There are hordes of people in all sections of society who are willing to contribute to the betterment of education in the country. It is a misconception that people from the upper-middle class and elite are unwilling to contribute to social development, former chairperson of National Commission for Protection of Child Rights Shanta Sinha has said.
She was speaking at inspirED, the fourth annual education conference of Teach for India, a non-profit organisation, held at the Indian School of Business here on Saturday. The theme of the conference was ‘Building Hyderabad as a model of excellence on the Indian education landscape’.
“Lack of empathy among corporates, elites or upper middle classes to the societal development is not true. Nothing can happen overnight, everything takes time. Let us allow everyone to contribute in whatever way possible. Let us not measure it as a big or small contribution. This is the way forward to develop education in the country by involving all stakeholders,” she said.

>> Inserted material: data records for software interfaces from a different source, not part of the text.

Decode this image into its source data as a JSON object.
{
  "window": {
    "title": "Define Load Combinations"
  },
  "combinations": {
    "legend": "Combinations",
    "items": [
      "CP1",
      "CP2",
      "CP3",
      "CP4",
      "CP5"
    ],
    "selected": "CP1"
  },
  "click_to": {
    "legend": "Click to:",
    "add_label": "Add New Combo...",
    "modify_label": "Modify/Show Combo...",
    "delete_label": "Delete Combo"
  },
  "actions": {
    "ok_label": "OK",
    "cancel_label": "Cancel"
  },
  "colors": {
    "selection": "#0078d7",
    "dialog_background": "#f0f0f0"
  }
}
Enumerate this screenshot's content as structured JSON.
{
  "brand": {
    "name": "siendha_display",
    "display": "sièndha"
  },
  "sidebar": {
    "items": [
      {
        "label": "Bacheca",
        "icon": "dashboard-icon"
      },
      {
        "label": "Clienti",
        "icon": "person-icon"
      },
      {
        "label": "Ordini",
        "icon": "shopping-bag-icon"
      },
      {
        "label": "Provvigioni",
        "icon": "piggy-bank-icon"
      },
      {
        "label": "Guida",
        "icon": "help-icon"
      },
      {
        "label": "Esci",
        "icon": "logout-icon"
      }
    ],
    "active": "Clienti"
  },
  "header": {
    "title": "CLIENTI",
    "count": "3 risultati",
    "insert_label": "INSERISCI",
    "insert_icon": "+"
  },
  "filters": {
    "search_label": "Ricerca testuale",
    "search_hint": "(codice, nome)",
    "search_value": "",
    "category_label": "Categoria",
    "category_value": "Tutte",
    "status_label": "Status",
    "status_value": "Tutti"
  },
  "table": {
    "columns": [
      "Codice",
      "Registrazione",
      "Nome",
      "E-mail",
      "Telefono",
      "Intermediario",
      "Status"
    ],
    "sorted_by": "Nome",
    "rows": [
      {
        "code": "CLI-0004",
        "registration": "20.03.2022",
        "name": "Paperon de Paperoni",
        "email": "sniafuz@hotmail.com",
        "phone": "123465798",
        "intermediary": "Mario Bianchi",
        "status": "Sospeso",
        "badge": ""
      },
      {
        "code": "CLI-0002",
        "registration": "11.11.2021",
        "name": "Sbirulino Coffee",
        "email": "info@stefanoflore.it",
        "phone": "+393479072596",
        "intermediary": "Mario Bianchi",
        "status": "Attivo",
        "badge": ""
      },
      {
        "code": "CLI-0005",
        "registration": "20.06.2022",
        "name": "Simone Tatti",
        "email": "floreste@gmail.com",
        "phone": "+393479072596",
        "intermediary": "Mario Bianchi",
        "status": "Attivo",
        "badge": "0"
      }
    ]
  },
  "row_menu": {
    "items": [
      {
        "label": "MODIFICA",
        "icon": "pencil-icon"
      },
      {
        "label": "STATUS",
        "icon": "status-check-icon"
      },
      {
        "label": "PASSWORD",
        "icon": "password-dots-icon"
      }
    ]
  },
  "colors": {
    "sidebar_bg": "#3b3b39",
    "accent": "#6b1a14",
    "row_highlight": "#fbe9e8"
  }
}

Echoing her views, Jay Altman, CEO of First Line Schools, New Orleans, said that every stakeholder was important for developmental goals to reach the target group. “Lack of holistic and good education is not just a problem of India, it is quite pervasive. A case in point is that after hurricane Katrina wreaked havoc in New Orleans in 2005, the place once boasted of robust industrial economy, schools there have found it very difficult to come to terms with changing times,” he pointed out.
Lack of infrastructure in government schools being the reason for the lack of quality education is a misconception, said Shaheen Mistri, founder of Teach For India. “The infrastructure in government schools is not a major problem, but what is needed is to attract the best minds to mentor kids from a very early stage of their education. That is what Teach for India is trying to do,” she added.
Established in 2008, Teach for India, based on Teach for America model, pool in high achieving graduates and working professionals to work in low-income schools for the period of two years as teachers and leaders.